At the book’s heart lies a simple question of evaluation: just how successful are investment experts? The financial world was, and is, full of people who claim to have the knowledge and expertise to outperform the markets, and produce larger gains for investors as a result of their knowledge. But how successful, Malkiel asked, are they really? Via careful evaluations of performance – looking at those who invested via ‘technical analysis’ and ‘fundamental analysis’ – he was able to challenge the adequacy of many of the claims made for analysts’ success. Malkiel found the major active investment strategies to be significantly flawed. Where actively managed funds posted big gains one year, they seemingly inevitably posted below average gains in succeeding years. By evaluating the figures over the medium and long term, indeed, Malkiel discovered that actively-managed funds did far worse on average than those that passively followed the general market index.

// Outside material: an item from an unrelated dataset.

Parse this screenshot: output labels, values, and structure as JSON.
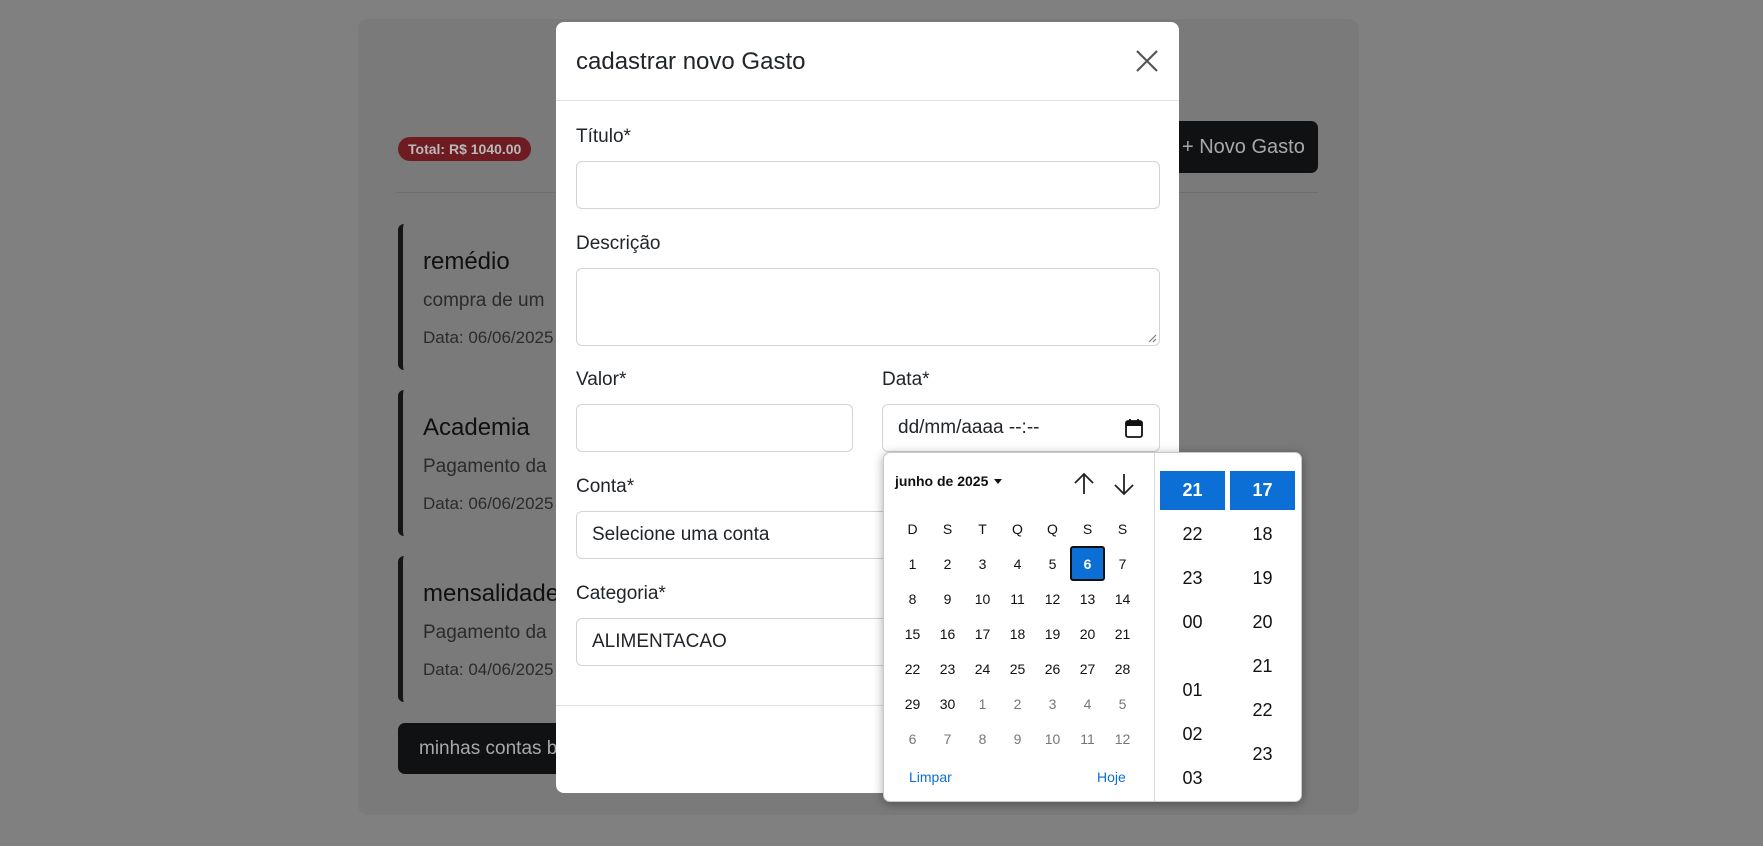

Though many investment professionals still argue against Malkiel’s influential findings, his exploration of the strengths and weaknesses of the argument for believing investors’ claims provides strong evidence that his own passive strategy wins out overall.